Human activities have a major impact on the biodiversity, while biodiversity change is considered as an important global change in its own right. Experiences in the district have shown that, the effect of human activities on soil environment and plant diversity showed that the main soil environmental factors and plant species diversity had some obvious changes, of which, the changes of man-made pine woods and heavy grazing disturbance were the largest. It is suggested that natural laws and consistency of ecosystem processes in the low and long temporal scale should be considered adequately in the management of the environment.

Industrialization and Modernization has brought about a drastic change in the quality of the environment. Industrial pollution has caused air, water and land pollution.

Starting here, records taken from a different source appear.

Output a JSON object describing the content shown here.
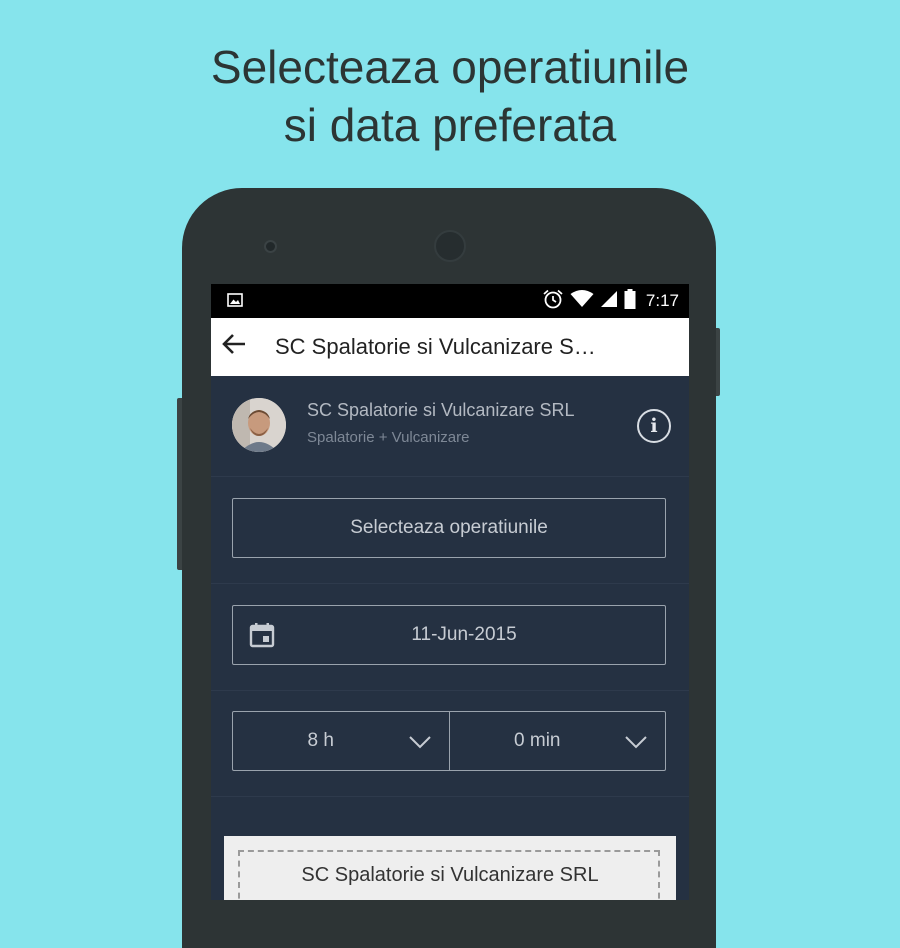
{
  "headline": {
    "line1": "Selecteaza operatiunile",
    "line2": "si data preferata"
  },
  "statusbar": {
    "left_icon": "image-notification-icon",
    "icons": [
      "alarm-icon",
      "wifi-icon",
      "signal-icon",
      "battery-icon"
    ],
    "time": "7:17"
  },
  "appbar": {
    "back_icon": "arrow-back-icon",
    "title": "SC Spalatorie si Vulcanizare S…"
  },
  "company": {
    "name": "SC Spalatorie si Vulcanizare SRL",
    "category": "Spalatorie + Vulcanizare",
    "info_icon": "info-icon"
  },
  "form": {
    "operations_button": "Selecteaza operatiunile",
    "date_icon": "calendar-icon",
    "date": "11-Jun-2015",
    "hour": "8 h",
    "minute": "0 min",
    "dropdown_icon": "chevron-down-icon"
  },
  "bottom_card": {
    "name": "SC Spalatorie si Vulcanizare SRL"
  },
  "colors": {
    "background": "#86e4ec",
    "phone": "#2d3435",
    "screen": "#253142",
    "appbar": "#ffffff"
  }
}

The emissions from the vehicles and the industries have caused the deterioration in the quality of air. The waste water generated from domestic and effluents released from industries are being sent directly to the rivers thereby deteriorating the water quality. Lack of waste management practices has also had a negative effect on the quality of the environment. Human activities like burning of electronic wastes (e-wastes) and plastics have caused release of carcinogenic substances. Dumping of wastes in landfills has also caused slow seepage of wastes into the ground thereby polluting the land and also polluting water in the nearby vicinity.

This way, the effect of human activities has been unexplainably and extraordinarily huge. Human activities, industrialization, modernization and rapid advancement in technology have had pernicious effects on the quality of the environment. There has been degradation of the quality of air, water and land. The need for economic growth by the nation and for that matter the district has put everybody in a race which in turn has had a negative effect on the quality of the environment. Individuals and organization are exploiting the natural resources present for a better living, but the repercussions are felt on the quality of the environment in threefold.

Date Created : 7/6/2023 12:00:00 AM